Hear me out...
I'm going to apologize in advance for the clickbait title, but this is a topic that I think is worthy of discussion. You see, even as evidence mounts of melting ice caps, chaotic weather events and general ecological destruction, most of us have a hard time really believing it.
I'm not talking about those who actively deny the science of climate change. If you think you're smarter than than the National Academies of Brazil, Canada, Italy, China, France, Germany, India, Japan, Russia, the UK and the United States of America, then there's probably not much I can do to persuade you.
I'm more concerned about the rest of us. Those who understand and accept that there's a scientific consensus on climate change, who probably take at least some (usually inadequate) steps in our own lives to mitigate our impact, and who support and call for climate action from our political, community and business leaders. Because even we—convinced as we might be—can't really grasp quite how much our lives, and the lives of our children and grandchildren, are likely to change in the coming decades and centuries.
This fact was brought home to me on a recent visit to North Topsail Beach in North Carolina.

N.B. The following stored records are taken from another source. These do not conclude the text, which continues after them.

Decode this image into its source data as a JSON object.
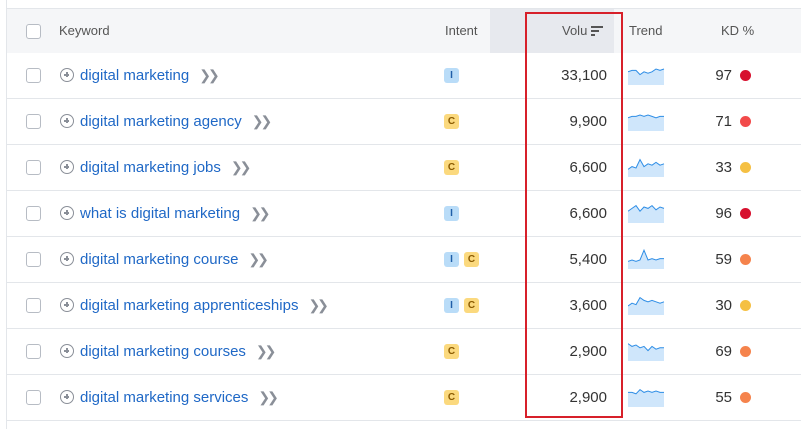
{
  "header": {
    "keyword": "Keyword",
    "intent": "Intent",
    "volume": "Volu",
    "trend": "Trend",
    "kd": "KD %"
  },
  "rows": [
    {
      "keyword": "digital marketing",
      "intent": [
        "I"
      ],
      "volume": "33,100",
      "kd": "97",
      "kd_color": "#d7102e",
      "trend": [
        8,
        9,
        9,
        6,
        8,
        7,
        8,
        10,
        9,
        10
      ]
    },
    {
      "keyword": "digital marketing agency",
      "intent": [
        "C"
      ],
      "volume": "9,900",
      "kd": "71",
      "kd_color": "#f24a4a",
      "trend": [
        8,
        9,
        9,
        10,
        9,
        10,
        9,
        8,
        9,
        9
      ]
    },
    {
      "keyword": "digital marketing jobs",
      "intent": [
        "C"
      ],
      "volume": "6,600",
      "kd": "33",
      "kd_color": "#f5c043",
      "trend": [
        4,
        6,
        5,
        11,
        6,
        8,
        7,
        9,
        7,
        8
      ]
    },
    {
      "keyword": "what is digital marketing",
      "intent": [
        "I"
      ],
      "volume": "6,600",
      "kd": "96",
      "kd_color": "#d7102e",
      "trend": [
        7,
        9,
        11,
        7,
        10,
        9,
        11,
        8,
        10,
        9
      ]
    },
    {
      "keyword": "digital marketing course",
      "intent": [
        "I",
        "C"
      ],
      "volume": "5,400",
      "kd": "59",
      "kd_color": "#f5834c",
      "trend": [
        4,
        5,
        4,
        5,
        12,
        5,
        6,
        5,
        6,
        6
      ]
    },
    {
      "keyword": "digital marketing apprenticeships",
      "intent": [
        "I",
        "C"
      ],
      "volume": "3,600",
      "kd": "30",
      "kd_color": "#f5c043",
      "trend": [
        5,
        7,
        6,
        11,
        9,
        8,
        9,
        8,
        7,
        8
      ]
    },
    {
      "keyword": "digital marketing courses",
      "intent": [
        "C"
      ],
      "volume": "2,900",
      "kd": "69",
      "kd_color": "#f5834c",
      "trend": [
        11,
        9,
        10,
        8,
        9,
        6,
        9,
        7,
        8,
        8
      ]
    },
    {
      "keyword": "digital marketing services",
      "intent": [
        "C"
      ],
      "volume": "2,900",
      "kd": "55",
      "kd_color": "#f5834c",
      "trend": [
        9,
        9,
        8,
        11,
        9,
        10,
        9,
        10,
        9,
        9
      ]
    }
  ],
  "icons": {
    "add": "plus-circle-icon",
    "expand": "double-chevron-right-icon",
    "sort": "sort-descending-icon"
  },
  "colors": {
    "link": "#1f68c6",
    "highlight": "#d7202a",
    "trend_fill": "#cfe6fb",
    "trend_line": "#2f8ee6"
  }
}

Having completed my compulsory #2MinuteBeachClean, I took to doing what I usually do on vacation—musing with my wife about what it would be like to own a beautiful beach home that we definitely cannot afford.
"It doesn't really matter because I'd never buy a beach home. Just look at those sandbags. This beach won't be here in a few decades time," I harrumphed. And while the NC State Legislature may disagree, I think there's a strong case to be made that I'm right. We've certainly known for a long time that coastal flooding could prove economically ruinous by the middle of the century.
And yet even as I know this intellectually, and as I make (admittedly entirely hypothetical) real estate decisions based on this knowledge, I still have a hard time truly believing the scale of the change that is to come. How could this beach community we were sitting in—where so many people live, work and play—eventually just cease to be because our society was too slow to take action? The damage, the mass migrations, the extinctions, and the economic calamity that unchecked climate change may reap is so huge that it's very difficult for me to wrap my head around it as a reality. And I spend a good chunk of my working day reading about these things.
So how do we get those who are only partially engaged with the issue to believe? How do we engage communities who may literally be wiped away as the oceans rise? And, more importantly, how do we get them to pay attention without becoming overwhelmed or discouraged from taking action? There's still so much that can be done to ward off the worst impacts of climate change—and much of it will leave our cities cleaner, our air clearer, and our communities more resilient and equitable too.
Apologies for all the questions and for the complete lack of answers, but this has been on my mind a lot lately. How do we make it happen?